As many of you know I retired from the political and lobbying world at the end of 2013 and have been spending the winter months in Palm Springs and the rest of the year in Seattle. My official legal home has until now been Washington. But that has changed, and as of this new year I’m officially a newbie “Californian.” I’ll be doing the reverse “snowbird” thing – spending most of the year in the desert and escaping to Seattle and the Pacific Northwest in the summer when it’s 125 degrees here, and visiting often too. But don’t worry, I’ll still be the grumpy curmudgeon, freely offering up news and advice about politics and riding in Washington and the Northwest, I’m not going away.
So why the change in residency? One reason is it’s also gotten damn expensive in Seattle, as you all know, and there is no sign of that changing. Here’s a great case in point: I surprised the clerk at the DMV here in California when I went to register the vehicles and she told me the total for my registration and plates and I said “Are you sure?” and she said “yes, we are a bit more expensive than other states, people are often shocked.” I laughed and told her to turn over the old Washington registration she had in her hands for my Hummer and look at that total. Her eyes about popped out of her head and she said “wow”. My California registration for my truck was about 1/3 of what I paid in Washington, with better roads and less traffic.
But it’s not all sunshine when it comes to becoming an official resident of the Golden State. I had to take the written exam for both vehicles and motorcycles in order to get a new drivers license. So like I good citizen I picked up a copy of the handbook for both vehicles and motorcycles and took them home and read them – twice. I took the practice tests in the back and passed and then made my appointment for the test (a cool feature here by the way so you don’t have to wait hours in a waiting room).
You know these tests. I swear they are designed to get you to fail by asking tricky questions where all the answers are partially right, and only one is more partially right than the others. The system instantly tells you if you got a question wrong. You are allowed three wrong answers and the fourth kicks you out with a FAIL! and a big red “X” like on a game show only without the loud buzzer.
I got a perfect score of 30 out of 30 on the driver license part, and so it was on to the motorcycle test. I figured I’d ace this since I did so well on the other one. I’ve been riding since before I could drive, and I consider myself a damn good rider. I’ve taken the advanced riders course several times. I taught group riding skills for HOG. I think I know what I’m doing. Well, not according to the folks at California DMV. Apparently I don’t know squat! I missed four questions and I wasn’t even half-way done! Shocked I went to the counter and the clerk asked if I wanted an immediate retest. One is allowed three attempts at the test before failing. Since my Washington one expired in less than a month I had to pass and soon. My pride got the best of me and I said “Yes!” and immediately went back in and failed yet again! How could this be? I passed the drivers test flawlessly and here I can’t pass the damn motorcycle part?
I mean really?

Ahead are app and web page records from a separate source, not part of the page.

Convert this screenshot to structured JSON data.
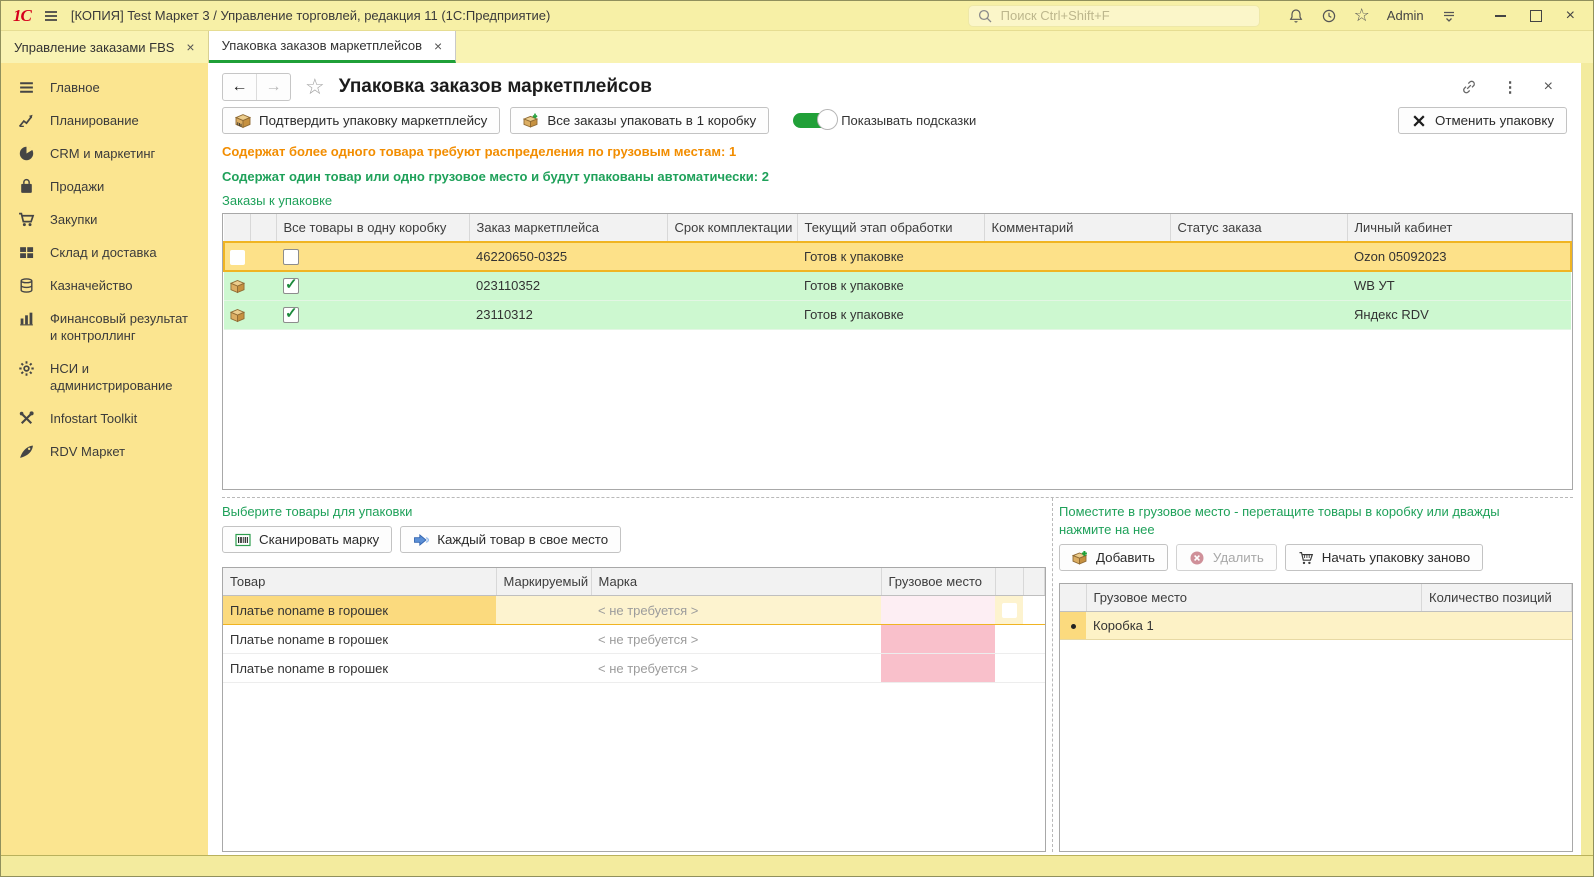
{
  "titlebar": {
    "logo": "1С",
    "app_title": "[КОПИЯ] Test Маркет 3 / Управление торговлей, редакция 11  (1С:Предприятие)",
    "search_placeholder": "Поиск Ctrl+Shift+F",
    "user": "Admin"
  },
  "glyphs": {
    "back": "←",
    "forward": "→",
    "favorite_star": "☆",
    "menu_dots": "⋮",
    "close": "×",
    "tab_close": "×"
  },
  "tabs": [
    {
      "label": "Управление заказами FBS",
      "active": false
    },
    {
      "label": "Упаковка заказов маркетплейсов",
      "active": true
    }
  ],
  "sidebar": {
    "items": [
      {
        "label": "Главное",
        "icon": "menu-icon"
      },
      {
        "label": "Планирование",
        "icon": "planning-chart-icon"
      },
      {
        "label": "CRM и маркетинг",
        "icon": "pie-chart-icon"
      },
      {
        "label": "Продажи",
        "icon": "shopping-bag-icon"
      },
      {
        "label": "Закупки",
        "icon": "shopping-cart-icon"
      },
      {
        "label": "Склад и доставка",
        "icon": "warehouse-grid-icon"
      },
      {
        "label": "Казначейство",
        "icon": "coins-icon"
      },
      {
        "label": "Финансовый результат и контроллинг",
        "icon": "bar-chart-icon"
      },
      {
        "label": "НСИ и администрирование",
        "icon": "gear-icon"
      },
      {
        "label": "Infostart Toolkit",
        "icon": "tools-icon"
      },
      {
        "label": "RDV Маркет",
        "icon": "rocket-icon"
      }
    ]
  },
  "page": {
    "title": "Упаковка заказов маркетплейсов",
    "toolbar": {
      "confirm_label": "Подтвердить упаковку маркетплейсу",
      "pack_all_label": "Все заказы упаковать в 1 коробку",
      "hints_toggle_label": "Показывать подсказки",
      "hints_toggle_on": true,
      "cancel_label": "Отменить упаковку"
    },
    "hint_orange": "Содержат более одного товара требуют распределения по грузовым местам: 1",
    "hint_green": "Содержат один товар или одно грузовое место и будут упакованы автоматически: 2",
    "orders": {
      "label": "Заказы к упаковке",
      "columns": {
        "pack_all": "Все товары в одну коробку",
        "order": "Заказ маркетплейса",
        "deadline": "Срок комплектации",
        "stage": "Текущий этап обработки",
        "comment": "Комментарий",
        "status": "Статус заказа",
        "account": "Личный кабинет"
      },
      "rows": [
        {
          "selected": true,
          "checked": false,
          "order": "46220650-0325",
          "deadline": "",
          "stage": "Готов к упаковке",
          "comment": "",
          "status": "",
          "account": "Ozon 05092023"
        },
        {
          "selected": false,
          "checked": true,
          "order": "023110352",
          "deadline": "",
          "stage": "Готов к упаковке",
          "comment": "",
          "status": "",
          "account": "WB УТ"
        },
        {
          "selected": false,
          "checked": true,
          "order": "23110312",
          "deadline": "",
          "stage": "Готов к упаковке",
          "comment": "",
          "status": "",
          "account": "Яндекс RDV"
        }
      ]
    },
    "products": {
      "label": "Выберите товары для упаковки",
      "scan_label": "Сканировать марку",
      "each_label": "Каждый товар в свое место",
      "columns": {
        "product": "Товар",
        "marked": "Маркируемый",
        "mark": "Марка",
        "cargo": "Грузовое место"
      },
      "rows": [
        {
          "selected": true,
          "product": "Платье noname в горошек",
          "marked": "",
          "mark": "< не требуется >",
          "cargo": ""
        },
        {
          "selected": false,
          "product": "Платье noname в горошек",
          "marked": "",
          "mark": "< не требуется >",
          "cargo": ""
        },
        {
          "selected": false,
          "product": "Платье noname в горошек",
          "marked": "",
          "mark": "< не требуется >",
          "cargo": ""
        }
      ]
    },
    "cargo": {
      "label": "Поместите в грузовое место - перетащите товары в коробку или дважды нажмите на нее",
      "add_label": "Добавить",
      "delete_label": "Удалить",
      "delete_enabled": false,
      "restart_label": "Начать упаковку заново",
      "columns": {
        "cargo": "Грузовое место",
        "count": "Количество позиций"
      },
      "rows": [
        {
          "name": "Коробка 1",
          "count": ""
        }
      ]
    }
  },
  "colors": {
    "accent_green": "#1fa038",
    "hint_orange": "#f28d00",
    "hint_green": "#1fa15a",
    "selected_row": "#fde189",
    "selected_border": "#f0b422",
    "auto_row": "#cdf8d0",
    "cargo_pink": "#f9c0cb",
    "sidebar_yellow": "#fbe590",
    "titlebar_yellow": "#f7f0a6"
  }
}
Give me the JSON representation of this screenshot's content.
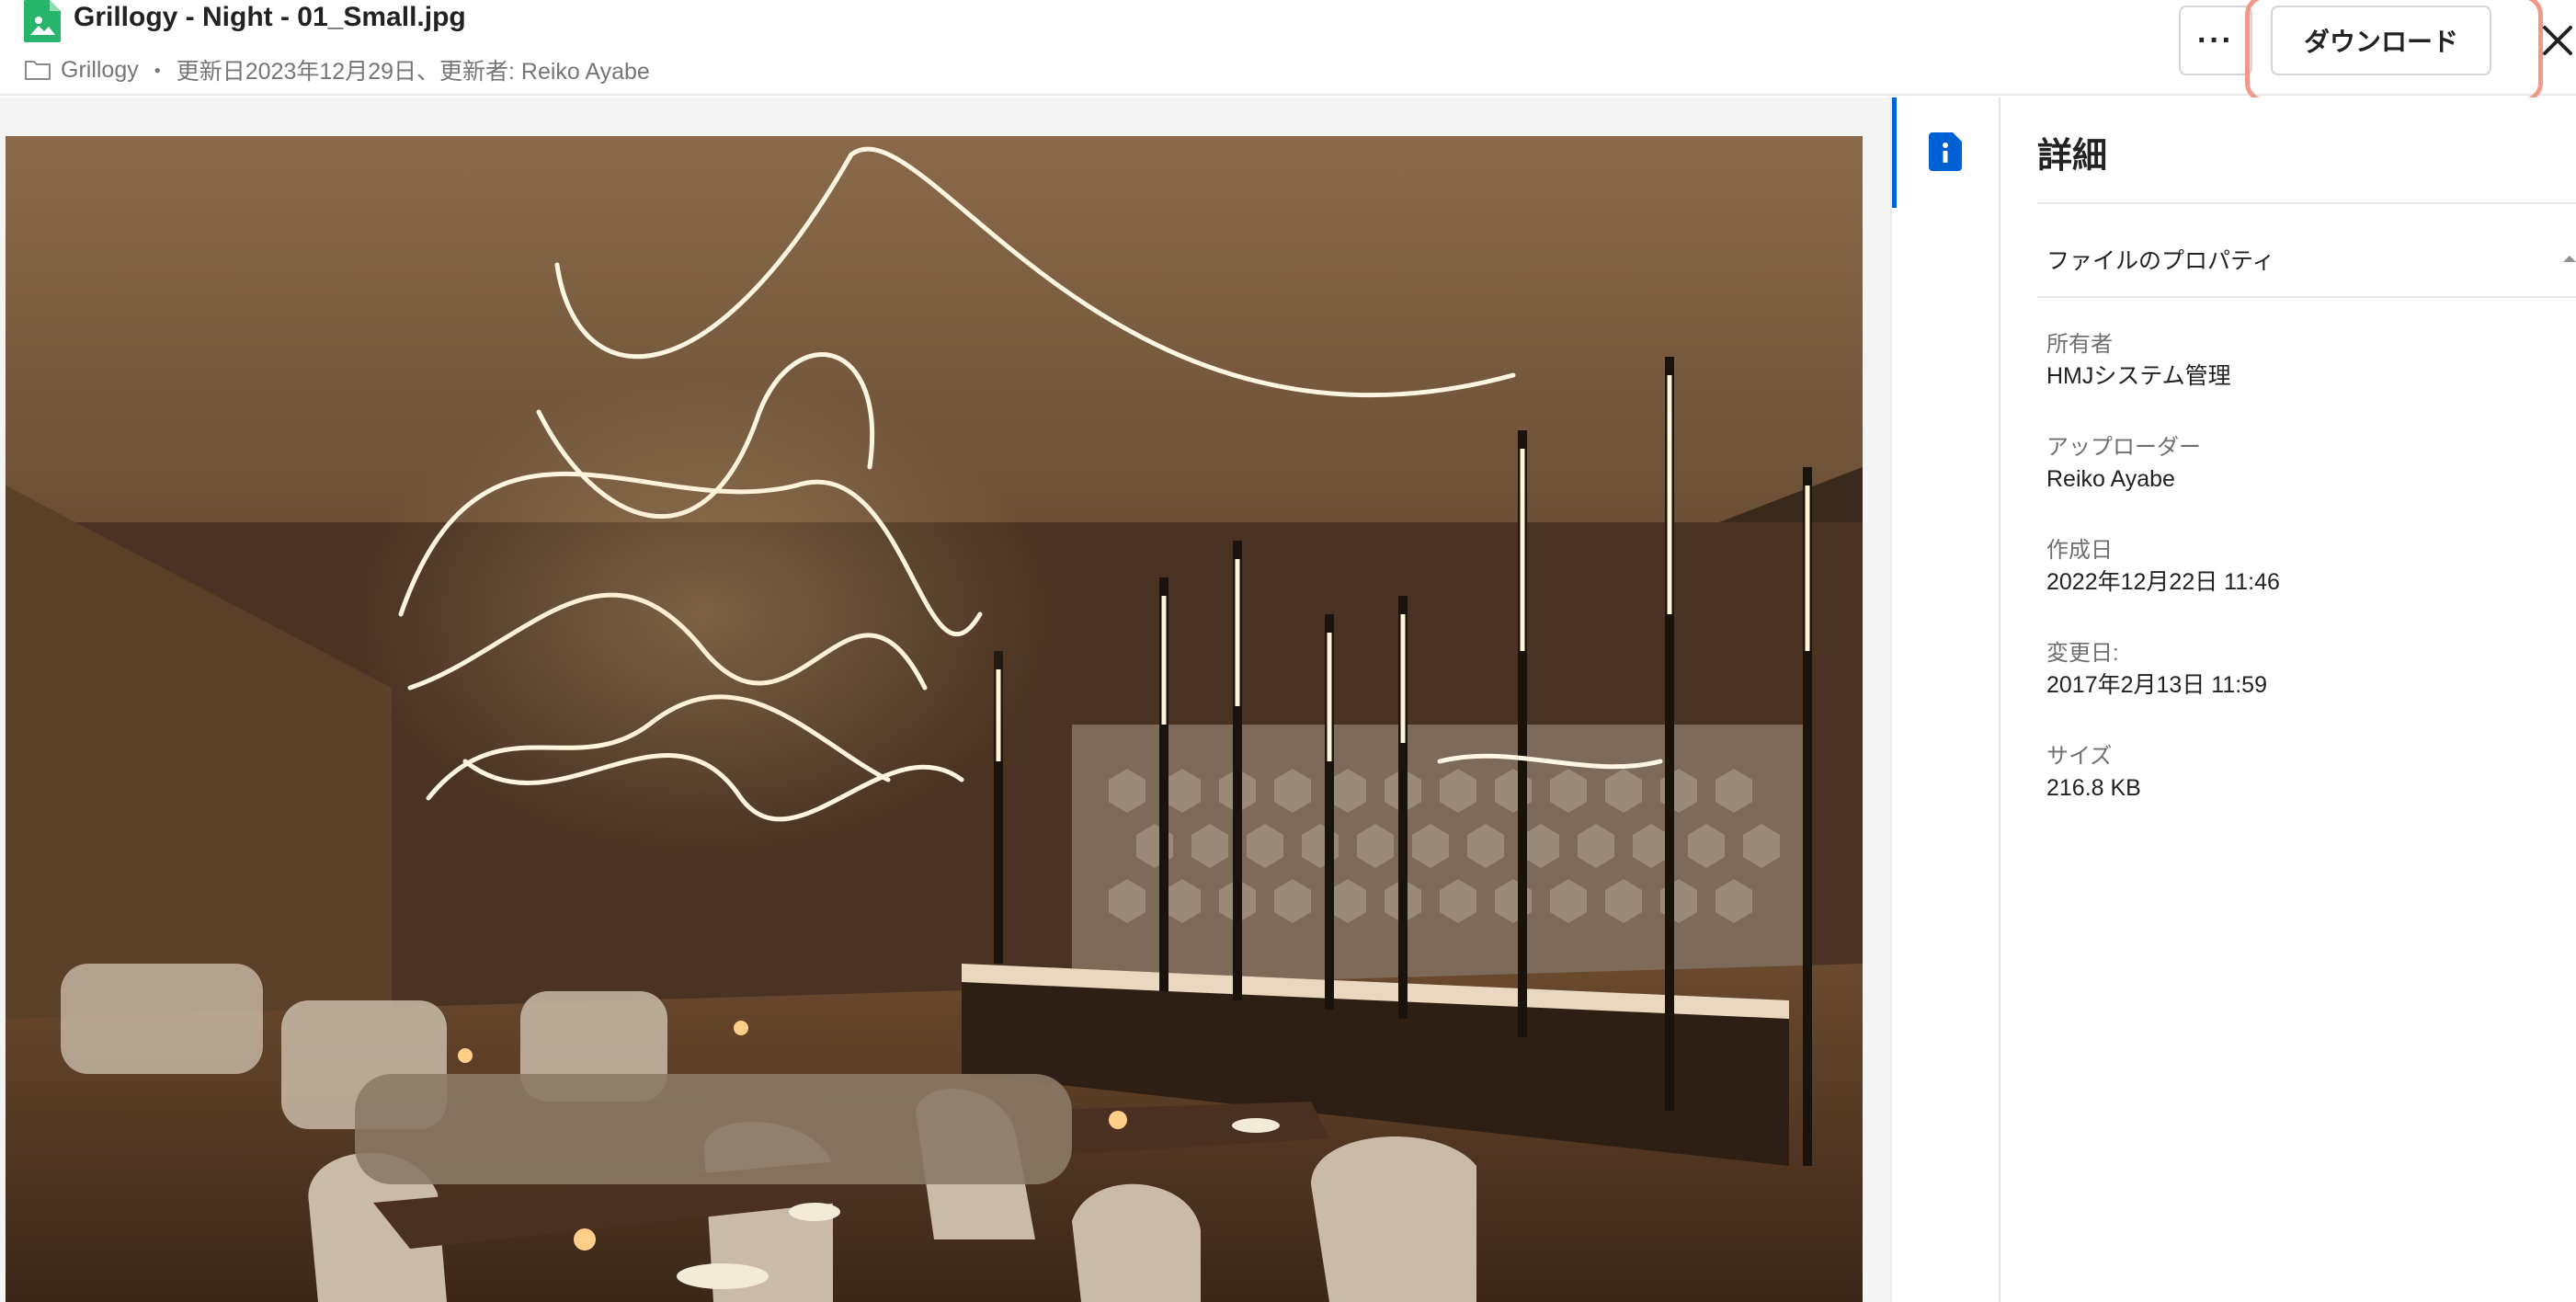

I failed! Twice! Me! The clerk said you have one more chance and I said, I’ll reschedule and left with my tail between my legs. For a week I would read the manual cover to cover each night before bed. Hell I practically memorized it. A week later I go back and get the same clerk. “Last try,” she said with a smile. Gee thanks for the pressure I thought. I went in. I carefully and methodically thought out each question and possible reply. I nervously chose my answer and each time before I submitted the answer I genuflected, prayed and crossed my fingers, and I’m an agnostic! Things were going along fine but then I missed two in a row. I was starting to panic. Then I get to this question:
“The best way to avoid injury while riding is: A) ride in a fast straight line. B) Ride defensively using the SEE method. C) Be aware of the road and traffic conditions and adjust riding speed accordingly. D) Wear a helmet.”
The more logical answer to me was B: “Ride defensively using the SEE method.” But nooooooo according to the State of California, best way to avoid injury while riding is “D) Wear a helmet.” I got the big red “X” on my screen. That was my third miss. If I missed one more I failed and couldn’t retest for 60 days and would have an expired Washington license in my pocket. The cuss words floating in the air above my head in my cartoon thought bubble were many. I plodded on and three questions later I get a “Congratulations You Have Passed” notice.
I almost fainted from relief. And it doesn’t matter in the end what I missed and why. I know I’m a good rider, and I have the license in my wallet to make it all legal. But oh good Lord I hope I don’t have to take that test ever again. And to my friends in ABATE, who I’ve occasionally managed to tick off over the years, I have an idea for a bill in California for your CA chapter to get working on. It has to do with the motorcycle license test and a certain question…
Gary can be reached at firstname.lastname@example.org and you can read his blog at http://grgardner.livejournal.com or http://www.grgardner.com